## Aim of the exercise
Copy out each line of the material that includes the word "from".

═══ Records for processing

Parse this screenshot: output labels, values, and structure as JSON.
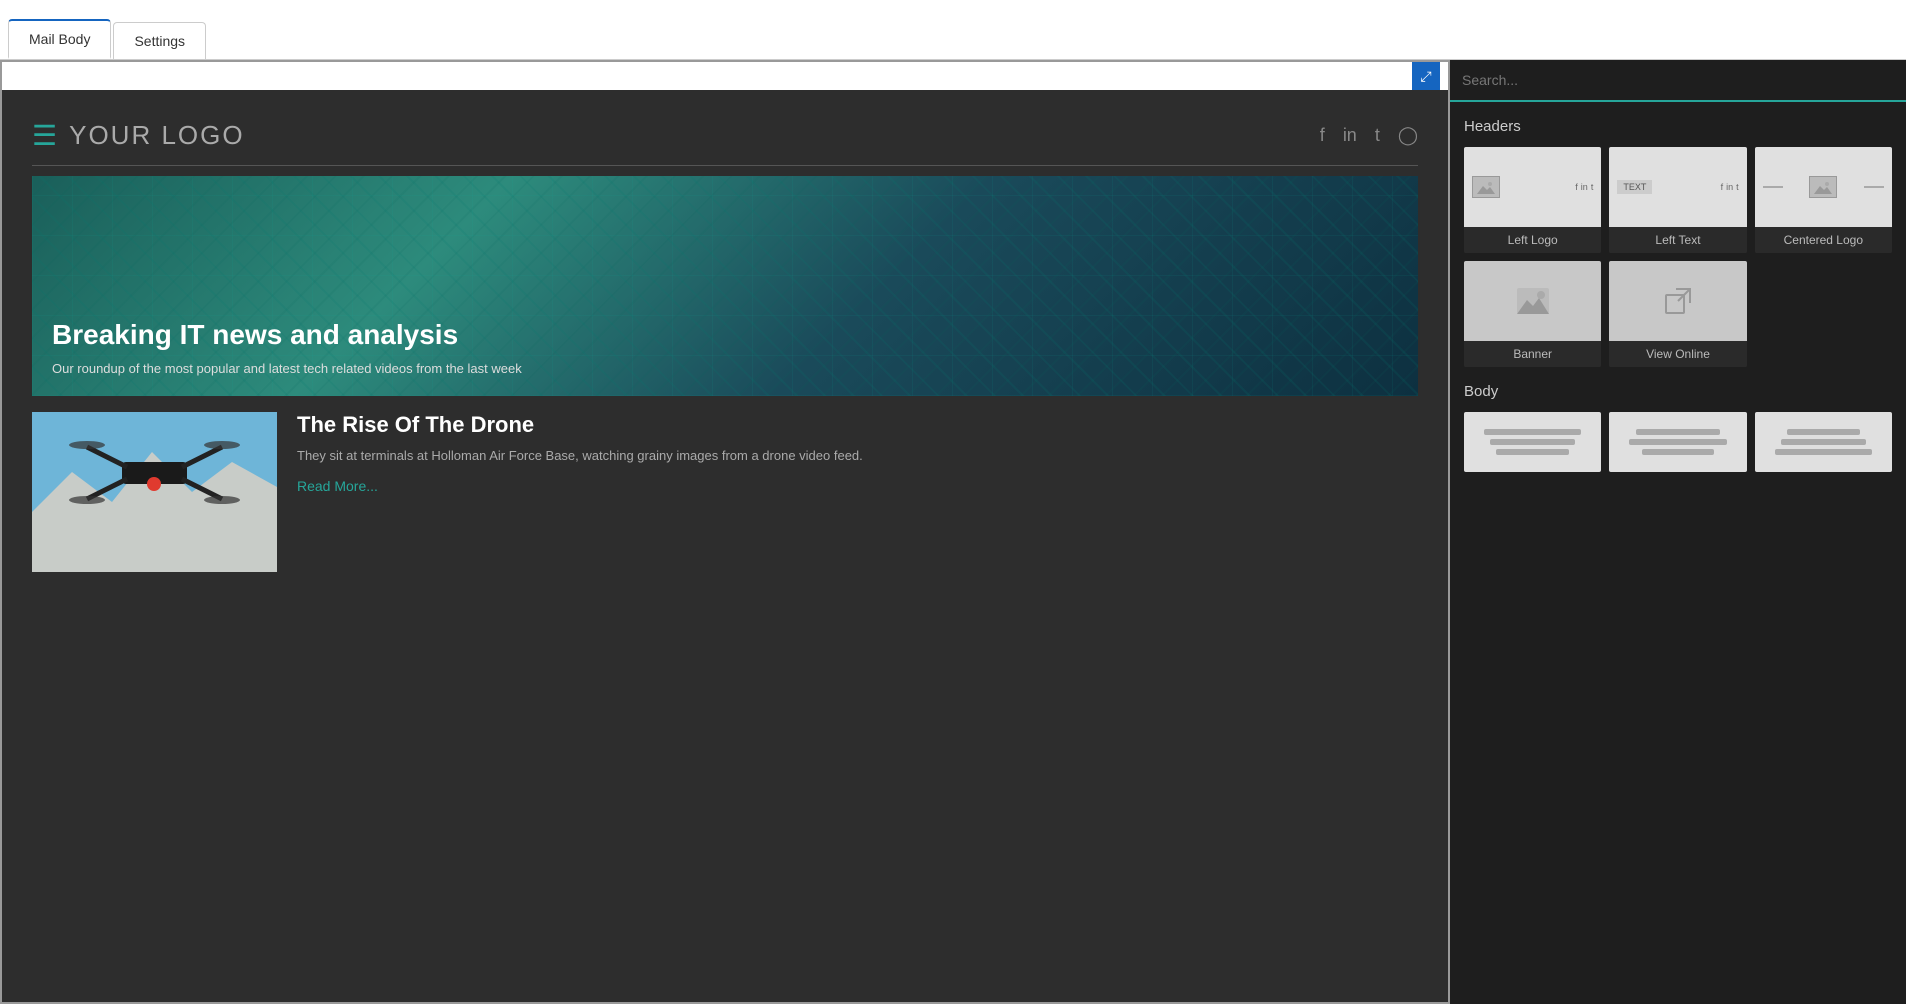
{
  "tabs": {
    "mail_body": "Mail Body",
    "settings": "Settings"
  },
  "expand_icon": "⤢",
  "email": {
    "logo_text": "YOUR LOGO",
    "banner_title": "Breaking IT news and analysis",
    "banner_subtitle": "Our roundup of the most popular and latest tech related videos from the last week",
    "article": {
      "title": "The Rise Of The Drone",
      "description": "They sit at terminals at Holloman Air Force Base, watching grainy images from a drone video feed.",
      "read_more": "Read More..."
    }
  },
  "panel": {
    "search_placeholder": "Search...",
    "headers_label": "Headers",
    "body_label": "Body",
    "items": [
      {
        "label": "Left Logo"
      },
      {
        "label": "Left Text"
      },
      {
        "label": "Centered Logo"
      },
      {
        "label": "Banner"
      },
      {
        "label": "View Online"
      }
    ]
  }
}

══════

## Exercise output
    "banner_subtitle": "Our roundup of the most popular and latest tech related videos from the last week",
      "description": "They sit at terminals at Holloman Air Force Base, watching grainy images from a drone video feed.",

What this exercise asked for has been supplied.